Buying American-made clothing not only supports U.S.-Based manufacturers but helps protect intellectual property rights which would otherwise be at risk if those same designs were replicated by foreign competitors who may sell them at lower prices due to reduced labor costs or other advantages outside of our own borders. Ultimately this serves both individual customers seeking high-quality items as well as small businesses looking for ways of protecting their brand’s reputation in a global marketplace where counterfeiting has become increasingly common.
It looks like the days of “made in America” clothing are becoming a thing of the past. According to the Bureau of Labor Statistics, only 3.5 percent of clothing manufactured in the U.S. is actually American-made clothing. That means 96.5 percent of the clothing we wear comes from another country, like China. It’s a bummer to hear this news, especially when we think about the people who make our clothes overseas. But let’s face it, American retailers began to develop their commitment to manufacturing in another country where they can save big bucks.
Even though the average American household spent a lot on clothing last year, patriotism doesn’t seem to be a top priority when it comes to fashion design. It’s a shame to see the decline of garment factories in the U.S., but we can’t ignore the convenience of online shopping and the allure of trendy brick-and-mortar stores. So next time you slip on your favorite pair of denim or cozy pajamas, just remember where they were actually manufactured. We may not be able to bring back 100 percent American-made clothing, but we can still be an adopter of ethical fashion and support the people who make our clothes, no matter where they come from.

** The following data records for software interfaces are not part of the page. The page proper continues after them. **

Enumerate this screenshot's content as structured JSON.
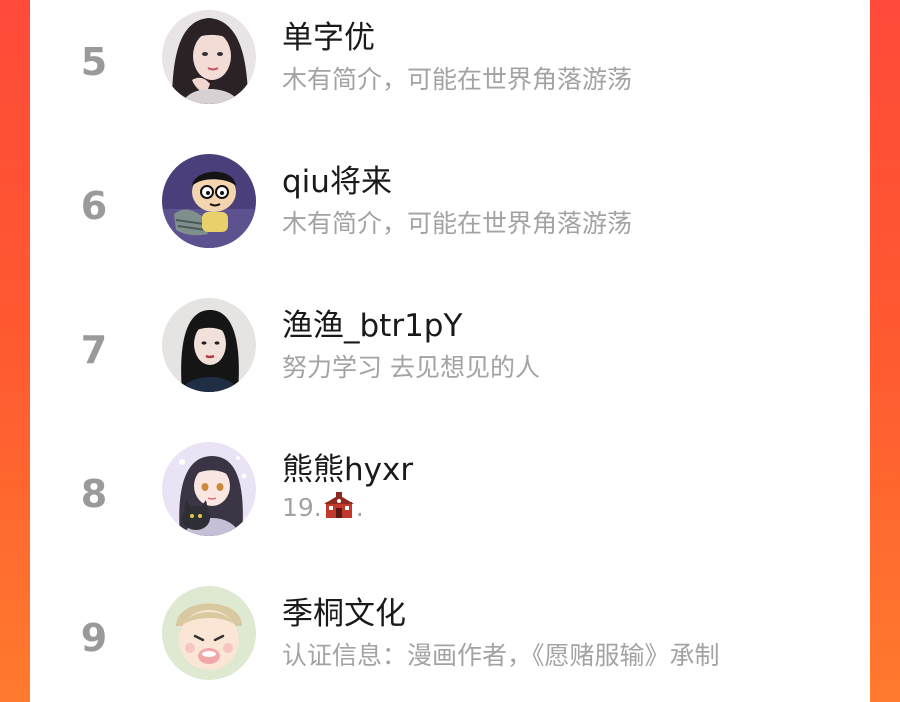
{
  "list": {
    "items": [
      {
        "rank": "5",
        "name": "单字优",
        "bio": "木有简介，可能在世界角落游荡",
        "avatar_icon": "avatar-girl-dark-hair"
      },
      {
        "rank": "6",
        "name": "qiu将来",
        "bio": "木有简介，可能在世界角落游荡",
        "avatar_icon": "avatar-cartoon-boy"
      },
      {
        "rank": "7",
        "name": "渔渔_btr1pY",
        "bio": "努力学习 去见想见的人",
        "avatar_icon": "avatar-girl-black-hair"
      },
      {
        "rank": "8",
        "name": "熊熊hyxr",
        "bio_prefix": "19.",
        "bio_suffix": ".",
        "bio_emoji": "school-emoji",
        "avatar_icon": "avatar-anime-girl-cat"
      },
      {
        "rank": "9",
        "name": "季桐文化",
        "bio": "认证信息：漫画作者，《愿赌服输》承制",
        "avatar_icon": "avatar-anime-baby"
      }
    ]
  },
  "colors": {
    "background_gradient_top": "#ff4a3a",
    "background_gradient_bottom": "#ff7a2e",
    "rank": "#9a9a9a",
    "name": "#1a1a1a",
    "bio": "#a3a3a3"
  }
}
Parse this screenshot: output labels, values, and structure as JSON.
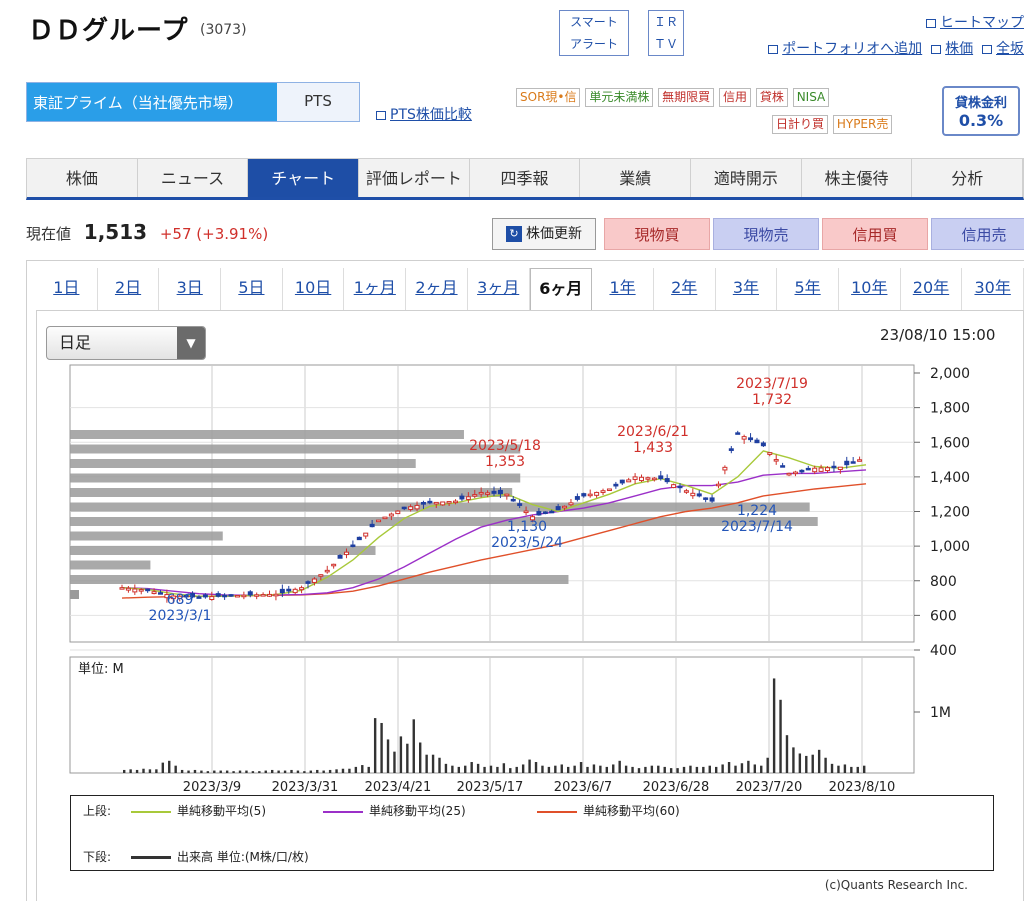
{
  "header": {
    "company_name": "ＤＤグループ",
    "code": "(3073)",
    "smart_alert": [
      "スマート",
      "アラート"
    ],
    "ir_tv": [
      "ＩＲ",
      "ＴＶ"
    ],
    "links": {
      "heatmap": "ヒートマップ",
      "add_portfolio": "ポートフォリオへ追加",
      "stock_price": "株価",
      "all": "全坂"
    }
  },
  "market": {
    "selected": "東証プライム（当社優先市場）",
    "pts": "PTS",
    "pts_compare": "PTS株価比較"
  },
  "badges": {
    "row1": [
      "SOR現•信",
      "単元未満株",
      "無期限買",
      "信用",
      "貸株",
      "NISA"
    ],
    "row2": [
      "日計り買",
      "HYPER売"
    ],
    "colors": {
      "orange": "#d97a1a",
      "green": "#3a8a2a",
      "red": "#c0302b"
    }
  },
  "lending": {
    "label": "貸株金利",
    "value": "0.3%"
  },
  "nav_tabs": [
    "株価",
    "ニュース",
    "チャート",
    "評価レポート",
    "四季報",
    "業績",
    "適時開示",
    "株主優待",
    "分析"
  ],
  "nav_active": 2,
  "price": {
    "label": "現在値",
    "value": "1,513",
    "change": "+57 (+3.91%)"
  },
  "buttons": {
    "refresh": "株価更新",
    "spot_buy": "現物買",
    "spot_sell": "現物売",
    "margin_buy": "信用買",
    "margin_sell": "信用売"
  },
  "period_tabs": [
    "1日",
    "2日",
    "3日",
    "5日",
    "10日",
    "1ヶ月",
    "2ヶ月",
    "3ヶ月",
    "6ヶ月",
    "1年",
    "2年",
    "3年",
    "5年",
    "10年",
    "20年",
    "30年"
  ],
  "period_active": 8,
  "candle_select": "日足",
  "timestamp": "23/08/10 15:00",
  "colors": {
    "accent": "#1e4ea6",
    "ma5": "#a8c93a",
    "ma25": "#9b30c8",
    "ma60": "#e0502a",
    "up": "#d0302b",
    "down": "#1f3fa0"
  },
  "chart_data": [
    {
      "type": "line",
      "subtype": "candlestick",
      "y_ticks": [
        "2,000",
        "1,800",
        "1,600",
        "1,400",
        "1,200",
        "1,000",
        "800",
        "600",
        "400"
      ],
      "ylim": [
        400,
        2000
      ],
      "annotations": [
        {
          "date": "2023/3/1",
          "value": "689",
          "kind": "low"
        },
        {
          "date": "2023/5/18",
          "value": "1,353",
          "kind": "high"
        },
        {
          "date": "2023/5/24",
          "value": "1,130",
          "kind": "low"
        },
        {
          "date": "2023/6/21",
          "value": "1,433",
          "kind": "high"
        },
        {
          "date": "2023/7/14",
          "value": "1,224",
          "kind": "low"
        },
        {
          "date": "2023/7/19",
          "value": "1,732",
          "kind": "high"
        }
      ],
      "close_series": [
        [
          "2023/2/13",
          760
        ],
        [
          "2023/2/20",
          745
        ],
        [
          "2023/2/27",
          712
        ],
        [
          "2023/3/6",
          705
        ],
        [
          "2023/3/13",
          712
        ],
        [
          "2023/3/20",
          718
        ],
        [
          "2023/3/27",
          722
        ],
        [
          "2023/4/3",
          760
        ],
        [
          "2023/4/10",
          860
        ],
        [
          "2023/4/14",
          1000
        ],
        [
          "2023/4/19",
          1150
        ],
        [
          "2023/4/24",
          1220
        ],
        [
          "2023/5/1",
          1250
        ],
        [
          "2023/5/8",
          1260
        ],
        [
          "2023/5/15",
          1310
        ],
        [
          "2023/5/18",
          1300
        ],
        [
          "2023/5/24",
          1170
        ],
        [
          "2023/5/31",
          1210
        ],
        [
          "2023/6/7",
          1290
        ],
        [
          "2023/6/14",
          1330
        ],
        [
          "2023/6/21",
          1400
        ],
        [
          "2023/6/28",
          1390
        ],
        [
          "2023/7/5",
          1320
        ],
        [
          "2023/7/14",
          1260
        ],
        [
          "2023/7/19",
          1650
        ],
        [
          "2023/7/24",
          1580
        ],
        [
          "2023/7/28",
          1420
        ],
        [
          "2023/8/3",
          1450
        ],
        [
          "2023/8/8",
          1456
        ],
        [
          "2023/8/10",
          1513
        ]
      ],
      "ma5": [
        760,
        750,
        725,
        710,
        710,
        715,
        720,
        745,
        820,
        920,
        1050,
        1160,
        1230,
        1250,
        1280,
        1300,
        1240,
        1200,
        1250,
        1300,
        1360,
        1390,
        1350,
        1300,
        1400,
        1550,
        1510,
        1460,
        1450,
        1470
      ],
      "ma25": [
        760,
        755,
        740,
        725,
        718,
        716,
        718,
        720,
        730,
        760,
        810,
        880,
        960,
        1040,
        1110,
        1150,
        1180,
        1200,
        1220,
        1250,
        1290,
        1330,
        1350,
        1350,
        1370,
        1410,
        1420,
        1420,
        1430,
        1440
      ],
      "ma60": [
        700,
        705,
        708,
        710,
        712,
        714,
        716,
        718,
        725,
        740,
        770,
        810,
        850,
        885,
        920,
        950,
        980,
        1010,
        1050,
        1090,
        1130,
        1170,
        1200,
        1220,
        1250,
        1290,
        1310,
        1330,
        1345,
        1360
      ],
      "volume_profile_widths": [
        0.49,
        0.56,
        0.43,
        0.56,
        0.55,
        0.92,
        0.93,
        0.19,
        0.38,
        0.1,
        0.62
      ]
    },
    {
      "type": "bar",
      "title": "単位: M",
      "y_ticks": [
        "1M"
      ],
      "x_labels": [
        "2023/3/9",
        "2023/3/31",
        "2023/4/21",
        "2023/5/17",
        "2023/6/7",
        "2023/6/28",
        "2023/7/20",
        "2023/8/10"
      ],
      "volumes": [
        0.05,
        0.06,
        0.05,
        0.07,
        0.06,
        0.06,
        0.17,
        0.2,
        0.12,
        0.05,
        0.04,
        0.05,
        0.04,
        0.03,
        0.04,
        0.04,
        0.04,
        0.03,
        0.04,
        0.04,
        0.03,
        0.03,
        0.04,
        0.05,
        0.04,
        0.04,
        0.05,
        0.04,
        0.03,
        0.04,
        0.05,
        0.04,
        0.05,
        0.06,
        0.07,
        0.07,
        0.1,
        0.13,
        0.1,
        0.9,
        0.82,
        0.55,
        0.35,
        0.6,
        0.48,
        0.88,
        0.5,
        0.3,
        0.3,
        0.25,
        0.15,
        0.12,
        0.1,
        0.12,
        0.18,
        0.15,
        0.1,
        0.12,
        0.1,
        0.16,
        0.08,
        0.1,
        0.14,
        0.22,
        0.18,
        0.12,
        0.1,
        0.12,
        0.14,
        0.1,
        0.12,
        0.18,
        0.1,
        0.14,
        0.12,
        0.1,
        0.14,
        0.2,
        0.12,
        0.1,
        0.08,
        0.1,
        0.12,
        0.12,
        0.1,
        0.08,
        0.08,
        0.1,
        0.12,
        0.1,
        0.1,
        0.12,
        0.1,
        0.14,
        0.18,
        0.12,
        0.16,
        0.2,
        0.14,
        0.12,
        0.25,
        1.55,
        1.2,
        0.62,
        0.42,
        0.32,
        0.28,
        0.3,
        0.38,
        0.25,
        0.15,
        0.12,
        0.14,
        0.1,
        0.1,
        0.12
      ]
    }
  ],
  "legend": {
    "upper_label": "上段:",
    "ma5": "単純移動平均(5)",
    "ma25": "単純移動平均(25)",
    "ma60": "単純移動平均(60)",
    "lower_label": "下段:",
    "volume": "出来高 単位:(M株/口/枚)"
  },
  "copyright": "(c)Quants Research Inc."
}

Where are most American clothes made and why?
As of 2021, a whopping 95 percent of clothing and shoes purchased by the average American household were foreign-made, with developing countries like China and Latin America being the top producers.
Cheap labor and relaxed trade policies have incentivized many companies to move their manufacturing operations overseas, where they can produce clothes at a fraction of the cost. However, this has had negative effects on local textile mills, seamstresses, and the American textile industry as a whole. Nevertheless, some companies have committed to manufacturing in the United States, offering individual attention and small batches of locally made clothing and shoes.
Are there any American-made clothing brands that I can support?
Yes, there are still some American-made clothing brands that you can support if you’re feeling patriotic or want to reduce your carbon emissions from global supply chains. Family-owned businesses like Lafayette and Nordstrom offer locally made clothing and shoes, while larger retail chains like J.C. Penney have adopted “made in America” lines. However, keep in mind that American-made products may come at a higher cost due to minimum wage requirements and other restrictions and duties.
Why did so many manufacturing operations move overseas?
Between 1990 and 2011, the number of people working in the garment industry in the U.S. fell by a whopping 84 percent, as many operations moved overseas to take advantage of cheaper labor and fewer restrictions. NAFTA and other trade policies also contributed to the rise of foreign-made clothing. While the pandemic has sparked some interest in locally made goods, it remains to be seen if this trend will continue in the long term.
Should I buy clothes made in the United States?
It’s worth considering buying clothes made in the U.S. if you’re looking to support local businesses or reduce your carbon footprint. However, not all American-made products are created equal, and it’s important to do your research on the manufacturing operations offered by each brand.